    The pipe was first installed in 1892.

    ROSS GICLIN/GETTY IMAGES The pipe is a part of a collection of pipes and fixtures at the Irish Botanic Gardens.

    The pipes are in a state of preservation and will be on display at the gardens until April 7.

    They were created by Sir James Wilson, a major collector of pipes from around the world.

    Wilson started collecting water pipes in 1891, collecting pipes that he had made himself.

    In 1892, Wilson bought a water pipe from a merchant from the East End of London.

    He bought another water pipe and a pipe from an Irish merchant, the pipe was given to Wilson as a gift.

    His wife bought the pipes from her father.

    As Wilson continued collecting pipes, he started working on his pipe collection.

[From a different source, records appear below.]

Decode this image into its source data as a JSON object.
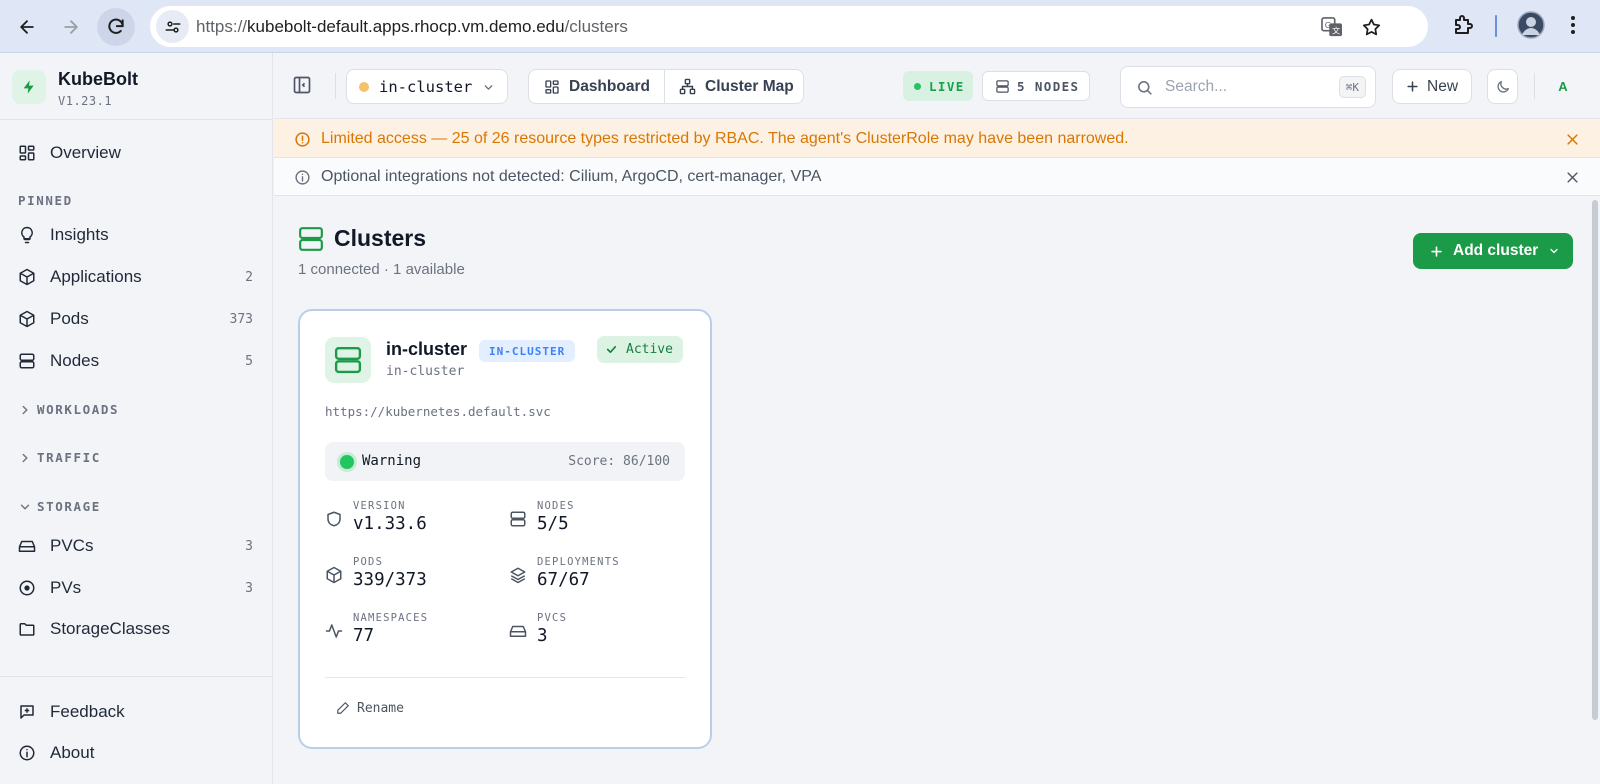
{
  "browser": {
    "url_prefix": "https://",
    "url_host": "kubebolt-default.apps.rhocp.vm.demo.edu",
    "url_path": "/clusters"
  },
  "brand": {
    "name": "KubeBolt",
    "version": "V1.23.1"
  },
  "sidebar": {
    "overview": "Overview",
    "pinned_label": "PINNED",
    "pinned": [
      {
        "label": "Insights",
        "count": "",
        "icon": "lightbulb-icon"
      },
      {
        "label": "Applications",
        "count": "2",
        "icon": "cube-icon"
      },
      {
        "label": "Pods",
        "count": "373",
        "icon": "cube-icon"
      },
      {
        "label": "Nodes",
        "count": "5",
        "icon": "server-icon"
      }
    ],
    "sections": {
      "workloads": "WORKLOADS",
      "traffic": "TRAFFIC",
      "storage": "STORAGE"
    },
    "storage_items": [
      {
        "label": "PVCs",
        "count": "3",
        "icon": "drive-icon"
      },
      {
        "label": "PVs",
        "count": "3",
        "icon": "disc-icon"
      },
      {
        "label": "StorageClasses",
        "count": "",
        "icon": "folder-icon"
      }
    ],
    "feedback": "Feedback",
    "about": "About"
  },
  "topbar": {
    "cluster": "in-cluster",
    "dashboard": "Dashboard",
    "cluster_map": "Cluster Map",
    "live": "LIVE",
    "nodes": "5 NODES",
    "search_placeholder": "Search...",
    "search_shortcut": "⌘K",
    "new": "New",
    "avatar": "A"
  },
  "banners": {
    "warning": "Limited access — 25 of 26 resource types restricted by RBAC. The agent's ClusterRole may have been narrowed.",
    "info": "Optional integrations not detected: Cilium, ArgoCD, cert-manager, VPA"
  },
  "page": {
    "title": "Clusters",
    "subtitle": "1 connected · 1 available",
    "add_button": "Add cluster"
  },
  "card": {
    "name": "in-cluster",
    "badge": "IN-CLUSTER",
    "context": "in-cluster",
    "status": "Active",
    "url": "https://kubernetes.default.svc",
    "health_label": "Warning",
    "health_score": "Score: 86/100",
    "stats": {
      "version_label": "VERSION",
      "version": "v1.33.6",
      "nodes_label": "NODES",
      "nodes": "5/5",
      "pods_label": "PODS",
      "pods": "339/373",
      "deployments_label": "DEPLOYMENTS",
      "deployments": "67/67",
      "namespaces_label": "NAMESPACES",
      "namespaces": "77",
      "pvcs_label": "PVCS",
      "pvcs": "3"
    },
    "rename": "Rename"
  },
  "colors": {
    "accent_green": "#1b9a47",
    "warning_text": "#d97706",
    "badge_blue": "#3b82f6",
    "healthy_dot": "#22c55e"
  }
}
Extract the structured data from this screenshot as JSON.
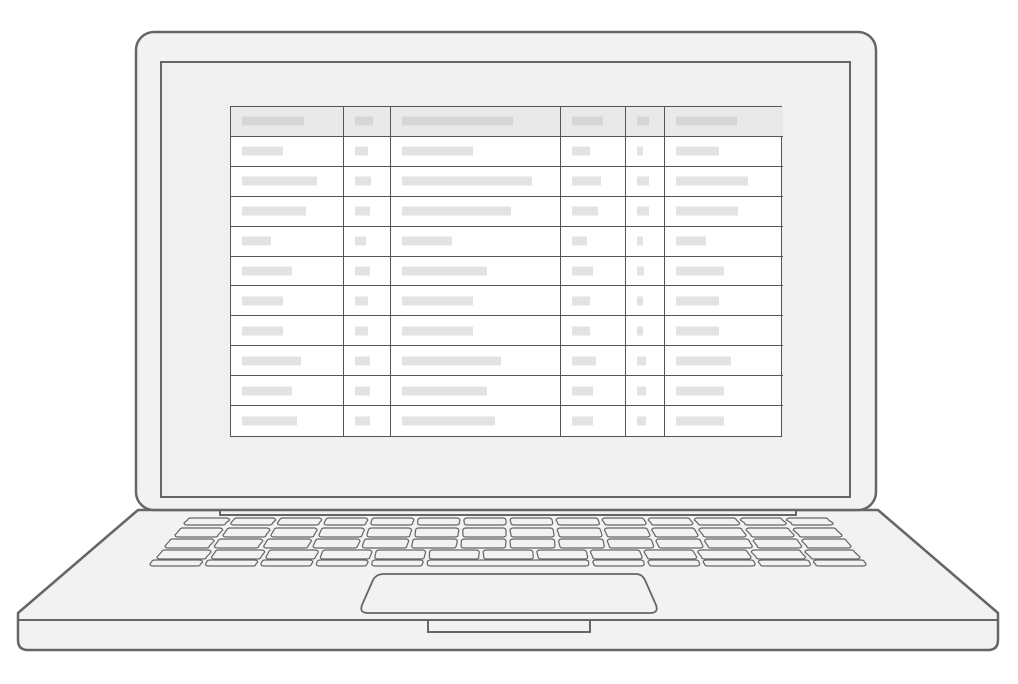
{
  "illustration": {
    "subject": "laptop",
    "screen_content": "placeholder-table",
    "colors": {
      "outline": "#666666",
      "body_fill": "#f2f2f2",
      "screen_fill": "#f0f0f0",
      "table_border": "#555555",
      "header_fill": "#e9e9e9",
      "placeholder_bar": "#e3e3e3"
    },
    "table": {
      "columns": 6,
      "rows": 11,
      "header_rows": 1,
      "placeholder_fill_fraction": [
        [
          0.64,
          0.55,
          0.72,
          0.63,
          0.45,
          0.59
        ],
        [
          0.41,
          0.36,
          0.45,
          0.33,
          0.12,
          0.41
        ],
        [
          0.78,
          0.48,
          0.85,
          0.57,
          0.45,
          0.71
        ],
        [
          0.66,
          0.45,
          0.71,
          0.5,
          0.45,
          0.6
        ],
        [
          0.28,
          0.27,
          0.31,
          0.25,
          0.12,
          0.27
        ],
        [
          0.51,
          0.45,
          0.55,
          0.4,
          0.2,
          0.46
        ],
        [
          0.41,
          0.36,
          0.45,
          0.33,
          0.12,
          0.41
        ],
        [
          0.41,
          0.36,
          0.45,
          0.33,
          0.12,
          0.41
        ],
        [
          0.6,
          0.45,
          0.64,
          0.46,
          0.31,
          0.53
        ],
        [
          0.51,
          0.45,
          0.55,
          0.4,
          0.31,
          0.46
        ],
        [
          0.56,
          0.45,
          0.6,
          0.4,
          0.31,
          0.46
        ]
      ]
    }
  }
}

    Then, in 1902, he discovered a pipe by John Fitch, a Londoner who had made a pipe out of the same material Wilson was working on.

    Wilson named the pipe the Irish River Pipe and it was his first piece of water pipe.

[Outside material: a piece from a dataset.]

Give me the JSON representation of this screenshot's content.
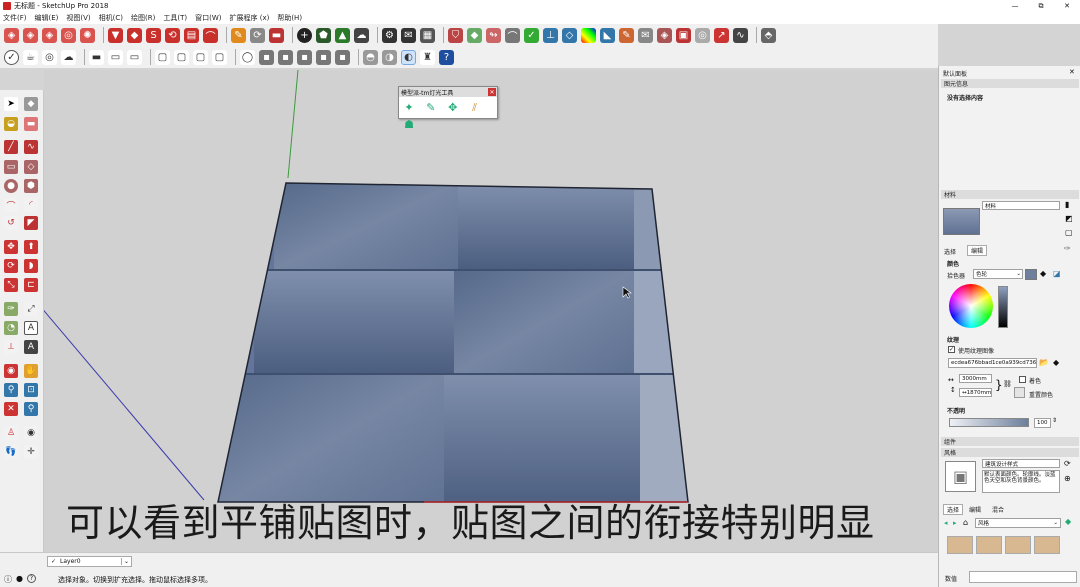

    It took the family some time to get used to the idea that their pipe was theirs.

    “It was a very exciting time,” says Wilson.

    “We had to start thinking about how to make the pipe.”

    The pipe is an ancient piece of Irish heritage and is one of a number of pipe collections at the garden.

    After Wilson’s death in 1911, the pipes became part of the collection.

    “We had the pipe on display from 1910 to 1915,” Wilson says.

    When the pipes were finally brought to the garden in 1921, they were donated to the Irish Natural History Museum.

    Today, the Irish Water Pipe is on display and will go up for the first time since the pipes started being collected in the early 1900s.

    Hopefully it will be a good day for people who love pipes to be able to get a look at it, which I’m sure will be very special for us.”